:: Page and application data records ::
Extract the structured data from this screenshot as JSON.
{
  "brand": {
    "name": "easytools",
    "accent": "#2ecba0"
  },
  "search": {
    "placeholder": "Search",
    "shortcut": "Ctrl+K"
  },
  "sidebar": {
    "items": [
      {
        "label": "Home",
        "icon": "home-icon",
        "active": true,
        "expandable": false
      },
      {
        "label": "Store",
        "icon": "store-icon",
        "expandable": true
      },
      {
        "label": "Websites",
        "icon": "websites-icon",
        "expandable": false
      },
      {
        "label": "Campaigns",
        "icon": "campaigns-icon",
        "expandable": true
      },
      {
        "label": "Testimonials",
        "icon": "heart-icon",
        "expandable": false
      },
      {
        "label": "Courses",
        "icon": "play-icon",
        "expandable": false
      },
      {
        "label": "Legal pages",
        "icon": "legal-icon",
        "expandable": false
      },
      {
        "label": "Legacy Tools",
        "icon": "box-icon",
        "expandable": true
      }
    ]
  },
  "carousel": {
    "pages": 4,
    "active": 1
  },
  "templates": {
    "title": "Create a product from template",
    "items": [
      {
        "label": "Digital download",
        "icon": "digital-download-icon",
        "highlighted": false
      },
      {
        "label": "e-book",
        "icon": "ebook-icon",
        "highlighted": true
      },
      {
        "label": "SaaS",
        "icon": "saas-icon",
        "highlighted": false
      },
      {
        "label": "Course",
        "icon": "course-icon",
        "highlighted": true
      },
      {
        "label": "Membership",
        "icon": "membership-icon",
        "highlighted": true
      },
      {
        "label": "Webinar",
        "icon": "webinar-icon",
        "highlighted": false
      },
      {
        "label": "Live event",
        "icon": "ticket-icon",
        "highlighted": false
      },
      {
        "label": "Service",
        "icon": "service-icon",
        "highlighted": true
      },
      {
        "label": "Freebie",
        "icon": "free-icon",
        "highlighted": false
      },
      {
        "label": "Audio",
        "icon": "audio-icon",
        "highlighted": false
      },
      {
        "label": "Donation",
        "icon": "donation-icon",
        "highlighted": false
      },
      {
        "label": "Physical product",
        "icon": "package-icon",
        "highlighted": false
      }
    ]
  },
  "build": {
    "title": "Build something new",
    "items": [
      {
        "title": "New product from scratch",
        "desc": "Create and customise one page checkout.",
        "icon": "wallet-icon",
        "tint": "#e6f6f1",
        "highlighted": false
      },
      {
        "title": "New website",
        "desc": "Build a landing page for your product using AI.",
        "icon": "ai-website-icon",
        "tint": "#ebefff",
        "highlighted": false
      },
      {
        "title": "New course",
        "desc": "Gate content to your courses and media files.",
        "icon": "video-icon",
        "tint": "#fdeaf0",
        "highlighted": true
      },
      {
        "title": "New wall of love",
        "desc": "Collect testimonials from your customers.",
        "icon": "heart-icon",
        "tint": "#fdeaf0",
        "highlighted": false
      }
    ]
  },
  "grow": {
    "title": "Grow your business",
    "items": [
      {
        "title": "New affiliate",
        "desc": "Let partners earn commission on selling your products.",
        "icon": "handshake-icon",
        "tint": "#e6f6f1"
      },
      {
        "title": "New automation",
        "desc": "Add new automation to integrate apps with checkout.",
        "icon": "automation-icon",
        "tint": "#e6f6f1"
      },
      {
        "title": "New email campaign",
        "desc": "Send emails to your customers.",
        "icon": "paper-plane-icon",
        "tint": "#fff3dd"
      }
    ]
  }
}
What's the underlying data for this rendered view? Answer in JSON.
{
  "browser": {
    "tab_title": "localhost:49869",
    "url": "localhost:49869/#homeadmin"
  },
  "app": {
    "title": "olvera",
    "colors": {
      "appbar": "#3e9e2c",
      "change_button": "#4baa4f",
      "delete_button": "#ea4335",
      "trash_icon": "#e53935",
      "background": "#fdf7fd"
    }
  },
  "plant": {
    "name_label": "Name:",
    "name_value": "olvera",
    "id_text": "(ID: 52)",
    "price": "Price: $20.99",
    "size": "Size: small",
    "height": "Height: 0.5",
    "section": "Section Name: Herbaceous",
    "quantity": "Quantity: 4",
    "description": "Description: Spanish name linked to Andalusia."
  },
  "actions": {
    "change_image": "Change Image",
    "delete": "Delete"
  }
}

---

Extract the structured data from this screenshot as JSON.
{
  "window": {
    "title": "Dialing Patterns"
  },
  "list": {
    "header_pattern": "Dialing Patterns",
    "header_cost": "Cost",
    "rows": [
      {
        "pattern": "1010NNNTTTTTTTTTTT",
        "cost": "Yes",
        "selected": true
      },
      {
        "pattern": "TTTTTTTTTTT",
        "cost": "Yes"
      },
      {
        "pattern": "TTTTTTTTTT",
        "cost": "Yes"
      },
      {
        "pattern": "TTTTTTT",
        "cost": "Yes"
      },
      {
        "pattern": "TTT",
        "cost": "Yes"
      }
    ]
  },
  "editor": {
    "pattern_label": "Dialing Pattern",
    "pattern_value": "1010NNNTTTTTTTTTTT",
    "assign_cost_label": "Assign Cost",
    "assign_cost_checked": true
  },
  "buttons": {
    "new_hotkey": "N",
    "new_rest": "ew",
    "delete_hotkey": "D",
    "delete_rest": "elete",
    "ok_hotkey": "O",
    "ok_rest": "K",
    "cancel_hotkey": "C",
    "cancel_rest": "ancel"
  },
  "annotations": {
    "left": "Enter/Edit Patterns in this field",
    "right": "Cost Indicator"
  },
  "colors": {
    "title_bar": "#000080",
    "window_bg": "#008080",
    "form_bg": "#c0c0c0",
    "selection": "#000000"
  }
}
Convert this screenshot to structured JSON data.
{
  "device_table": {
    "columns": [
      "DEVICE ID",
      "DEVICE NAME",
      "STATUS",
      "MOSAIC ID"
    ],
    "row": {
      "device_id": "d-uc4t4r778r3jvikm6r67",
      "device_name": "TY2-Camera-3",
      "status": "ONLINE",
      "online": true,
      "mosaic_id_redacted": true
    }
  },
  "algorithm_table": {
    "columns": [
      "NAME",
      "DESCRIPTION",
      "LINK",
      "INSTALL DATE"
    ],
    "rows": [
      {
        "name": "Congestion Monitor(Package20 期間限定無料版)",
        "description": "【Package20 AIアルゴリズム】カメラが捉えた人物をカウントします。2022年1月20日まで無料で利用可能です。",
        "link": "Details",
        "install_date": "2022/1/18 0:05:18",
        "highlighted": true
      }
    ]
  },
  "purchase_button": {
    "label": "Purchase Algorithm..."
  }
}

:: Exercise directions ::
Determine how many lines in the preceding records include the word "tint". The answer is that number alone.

:: Solution to this task ::
7